RECORDS TO USE Block Start

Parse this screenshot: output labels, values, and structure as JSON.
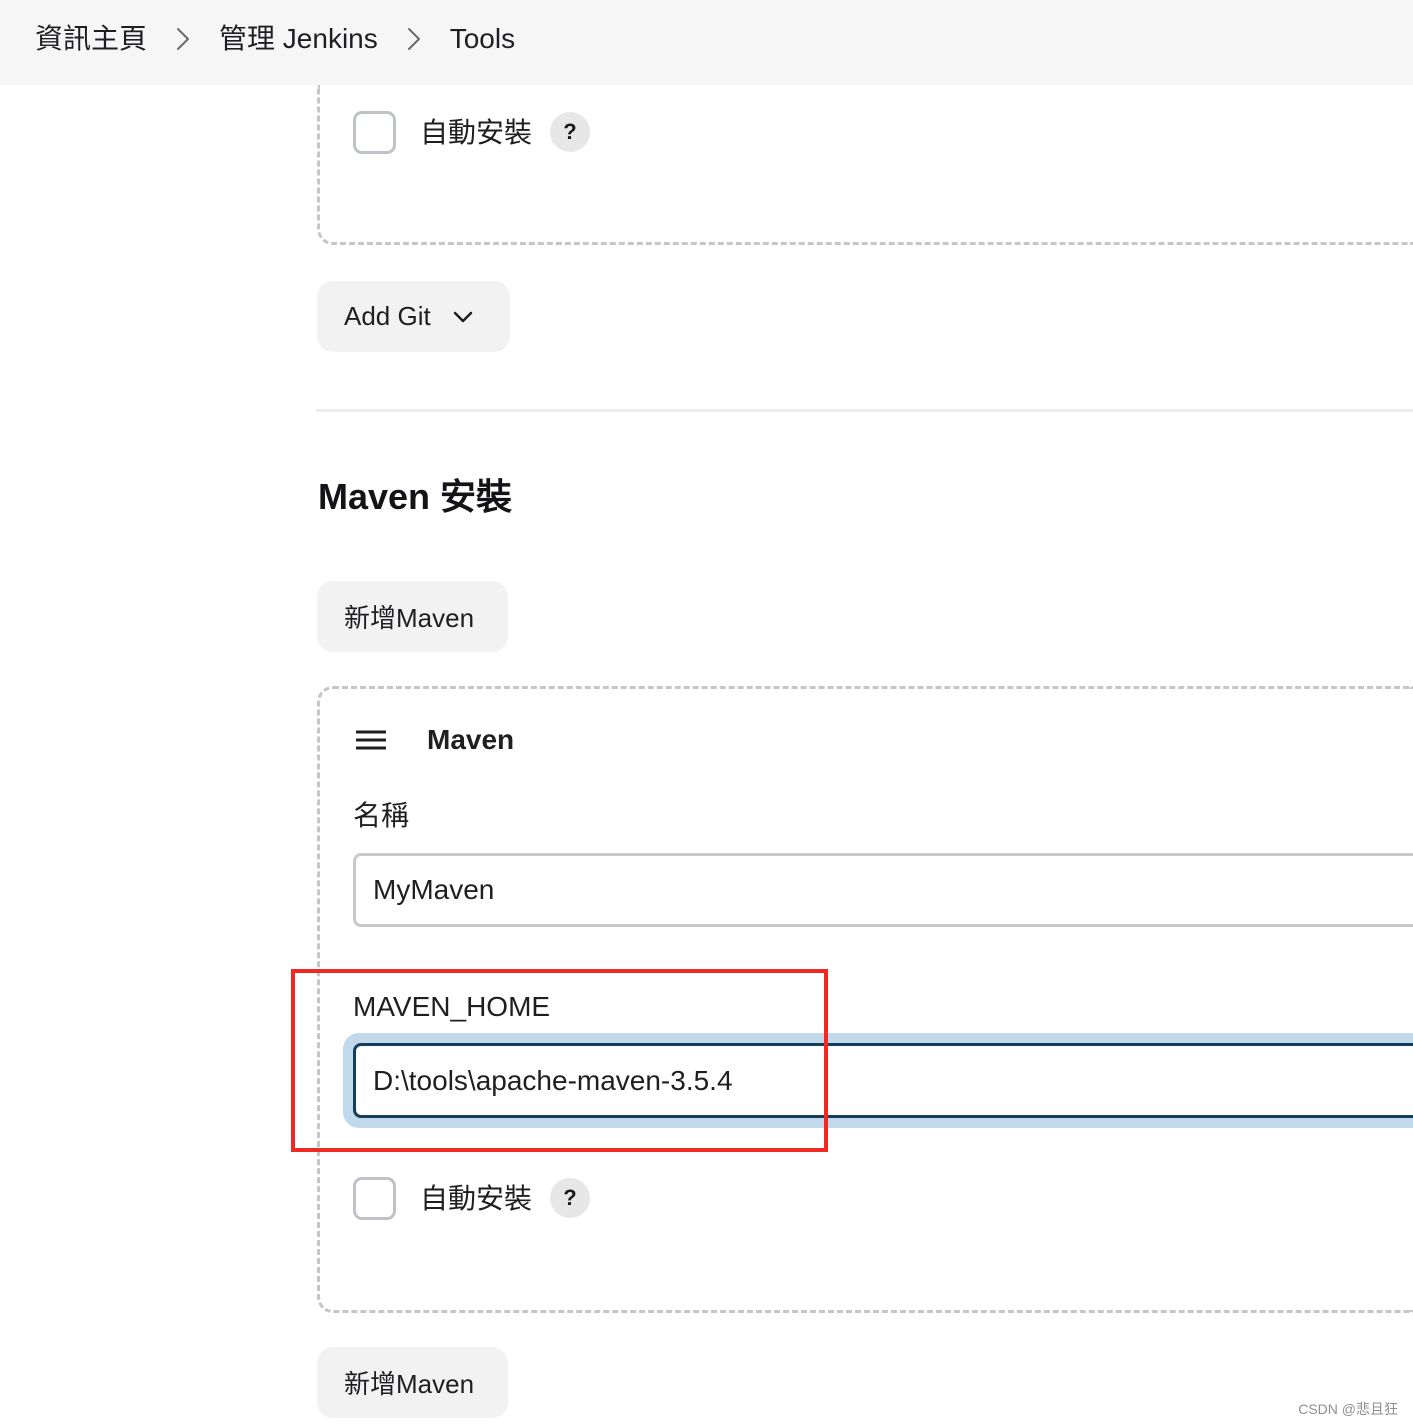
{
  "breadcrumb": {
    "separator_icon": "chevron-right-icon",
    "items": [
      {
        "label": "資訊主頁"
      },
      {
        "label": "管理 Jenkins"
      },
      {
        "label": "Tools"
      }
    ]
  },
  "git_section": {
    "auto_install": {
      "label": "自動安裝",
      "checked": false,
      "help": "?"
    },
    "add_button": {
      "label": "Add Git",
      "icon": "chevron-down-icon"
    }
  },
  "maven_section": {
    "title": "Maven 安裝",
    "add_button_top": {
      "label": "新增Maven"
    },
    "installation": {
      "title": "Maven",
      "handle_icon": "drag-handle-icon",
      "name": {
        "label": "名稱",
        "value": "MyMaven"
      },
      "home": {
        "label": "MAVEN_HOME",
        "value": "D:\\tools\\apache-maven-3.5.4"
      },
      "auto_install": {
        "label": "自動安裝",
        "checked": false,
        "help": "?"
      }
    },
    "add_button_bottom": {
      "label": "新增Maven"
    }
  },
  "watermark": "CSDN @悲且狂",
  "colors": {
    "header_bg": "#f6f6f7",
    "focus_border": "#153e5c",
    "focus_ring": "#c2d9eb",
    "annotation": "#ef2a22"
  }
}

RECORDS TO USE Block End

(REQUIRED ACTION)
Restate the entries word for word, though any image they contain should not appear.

(COMPLETED TASK)
Parse this screenshot: output labels, values, and structure as JSON.
{
  "breadcrumb": {
    "separator_icon": "chevron-right-icon",
    "items": [
      {
        "label": "資訊主頁"
      },
      {
        "label": "管理 Jenkins"
      },
      {
        "label": "Tools"
      }
    ]
  },
  "git_section": {
    "auto_install": {
      "label": "自動安裝",
      "checked": false,
      "help": "?"
    },
    "add_button": {
      "label": "Add Git",
      "icon": "chevron-down-icon"
    }
  },
  "maven_section": {
    "title": "Maven 安裝",
    "add_button_top": {
      "label": "新增Maven"
    },
    "installation": {
      "title": "Maven",
      "handle_icon": "drag-handle-icon",
      "name": {
        "label": "名稱",
        "value": "MyMaven"
      },
      "home": {
        "label": "MAVEN_HOME",
        "value": "D:\\tools\\apache-maven-3.5.4"
      },
      "auto_install": {
        "label": "自動安裝",
        "checked": false,
        "help": "?"
      }
    },
    "add_button_bottom": {
      "label": "新增Maven"
    }
  },
  "watermark": "CSDN @悲且狂",
  "colors": {
    "header_bg": "#f6f6f7",
    "focus_border": "#153e5c",
    "focus_ring": "#c2d9eb",
    "annotation": "#ef2a22"
  }
}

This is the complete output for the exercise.